26 June, 2013

Scar Wars

My posts occasionally refer to scars. We all have them - at least in the figurative sense. Some might say in that case I'm talking about "baggage," but for many of us, they really are scars - which are "heavier." You can "unpack" your baggage which is a great metaphor for learning from your misfortunes, and baggage is easily left by the door, stored in a closet, or lost by your airline. Scars aren't.

Scars are ... well ... more permanent. That's not to say they are disfiguring. That determination, by the way, is purely in the eye of the owner of the scar, and I am the owner of mine. I will be the one to decide if they are beautiful or only merely gorgeous. I refuse to delegate that responsibility. I refuse to give someone else the power to label me and treat me according to their label's expectations.

I wrote the following a couple of years ago.

          There are twenty-four scars on my body.
          Each one tells a story.
          No one asks to see them.
          Only a few know they are there.
          But ... there are twenty-four scars on my body.

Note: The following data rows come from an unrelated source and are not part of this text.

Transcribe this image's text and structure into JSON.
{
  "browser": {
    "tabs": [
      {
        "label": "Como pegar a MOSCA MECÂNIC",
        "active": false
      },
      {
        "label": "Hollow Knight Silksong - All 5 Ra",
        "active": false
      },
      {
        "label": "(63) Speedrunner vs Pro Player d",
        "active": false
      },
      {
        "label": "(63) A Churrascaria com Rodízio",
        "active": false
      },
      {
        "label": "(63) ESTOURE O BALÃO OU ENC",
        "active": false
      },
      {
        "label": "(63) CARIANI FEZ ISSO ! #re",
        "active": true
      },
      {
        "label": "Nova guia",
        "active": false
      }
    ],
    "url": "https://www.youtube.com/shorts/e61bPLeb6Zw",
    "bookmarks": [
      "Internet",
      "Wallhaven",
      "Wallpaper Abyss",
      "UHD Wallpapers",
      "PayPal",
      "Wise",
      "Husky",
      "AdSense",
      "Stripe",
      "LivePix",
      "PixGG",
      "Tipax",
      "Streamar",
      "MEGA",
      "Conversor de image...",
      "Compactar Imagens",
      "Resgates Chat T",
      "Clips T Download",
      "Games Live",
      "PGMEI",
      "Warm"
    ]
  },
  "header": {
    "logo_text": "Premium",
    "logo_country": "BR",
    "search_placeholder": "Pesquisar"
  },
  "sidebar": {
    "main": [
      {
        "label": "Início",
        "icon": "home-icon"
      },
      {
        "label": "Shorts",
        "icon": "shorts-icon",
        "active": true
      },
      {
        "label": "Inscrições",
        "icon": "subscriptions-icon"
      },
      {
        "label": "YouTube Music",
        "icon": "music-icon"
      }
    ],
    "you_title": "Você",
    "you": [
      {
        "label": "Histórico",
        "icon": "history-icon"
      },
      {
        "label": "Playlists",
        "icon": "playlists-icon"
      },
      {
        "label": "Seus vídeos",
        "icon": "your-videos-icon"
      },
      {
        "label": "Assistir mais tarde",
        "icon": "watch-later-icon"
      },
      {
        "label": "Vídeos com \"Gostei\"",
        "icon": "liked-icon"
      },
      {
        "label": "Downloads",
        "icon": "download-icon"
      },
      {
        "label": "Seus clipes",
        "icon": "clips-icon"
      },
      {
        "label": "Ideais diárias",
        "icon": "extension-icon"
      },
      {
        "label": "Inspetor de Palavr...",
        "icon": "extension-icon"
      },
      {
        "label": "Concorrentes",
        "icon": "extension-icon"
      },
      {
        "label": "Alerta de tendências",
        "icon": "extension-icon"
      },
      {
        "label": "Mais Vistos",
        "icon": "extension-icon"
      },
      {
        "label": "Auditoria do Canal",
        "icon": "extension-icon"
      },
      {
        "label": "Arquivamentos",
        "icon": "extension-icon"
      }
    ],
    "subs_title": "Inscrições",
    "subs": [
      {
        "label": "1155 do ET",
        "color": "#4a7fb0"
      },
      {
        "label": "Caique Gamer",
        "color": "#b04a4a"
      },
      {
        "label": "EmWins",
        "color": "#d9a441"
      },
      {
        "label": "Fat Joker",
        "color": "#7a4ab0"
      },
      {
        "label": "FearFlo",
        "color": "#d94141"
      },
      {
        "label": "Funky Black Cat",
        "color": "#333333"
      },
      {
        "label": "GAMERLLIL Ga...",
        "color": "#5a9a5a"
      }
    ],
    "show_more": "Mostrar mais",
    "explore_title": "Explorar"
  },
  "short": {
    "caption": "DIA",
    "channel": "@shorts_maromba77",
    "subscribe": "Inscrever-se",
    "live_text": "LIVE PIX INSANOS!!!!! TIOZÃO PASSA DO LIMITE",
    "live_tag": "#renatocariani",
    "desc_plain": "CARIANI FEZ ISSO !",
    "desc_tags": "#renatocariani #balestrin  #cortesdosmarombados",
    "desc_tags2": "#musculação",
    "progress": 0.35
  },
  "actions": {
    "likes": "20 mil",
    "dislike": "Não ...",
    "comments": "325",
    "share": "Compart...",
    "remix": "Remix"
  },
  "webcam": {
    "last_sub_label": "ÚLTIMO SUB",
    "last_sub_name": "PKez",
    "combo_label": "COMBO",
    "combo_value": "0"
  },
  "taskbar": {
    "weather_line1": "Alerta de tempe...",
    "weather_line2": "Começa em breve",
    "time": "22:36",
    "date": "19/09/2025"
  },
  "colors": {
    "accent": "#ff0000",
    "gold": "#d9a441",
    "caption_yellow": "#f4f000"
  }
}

There is a very literal truth in that stanza. There really are two dozen scars from various medical instruments scattered around my body. Some are quite minor, some not so minor. Some are quite faded, some not so faded. On a typical day, however, only one site lies unhidden by clothing. So people are generally unaware of them - at least until I began writing and discussing that medical history, the one I described as "remarkable" in a previous post (See Missing Extremities).

The passage of time and support from family and friends has taught me to be proud of them; they are badges, not baggage. After all, a scar is evidence of healing, and only we survivors have scars.

          And there are more stories on the inside.

This is also literally true, but it's accurate in that figurative sense as well. The experiences - both good and bad - of our life's Journeys leave marks. I'm still learning to see each of those as beautiful, but that's a life-long process. I'm pretty happy with my progress.

My wish for you is that you learn to see the positives inherent in your own scars but also that when you notice the scars of others, you see only their beauty. That would be a good thing.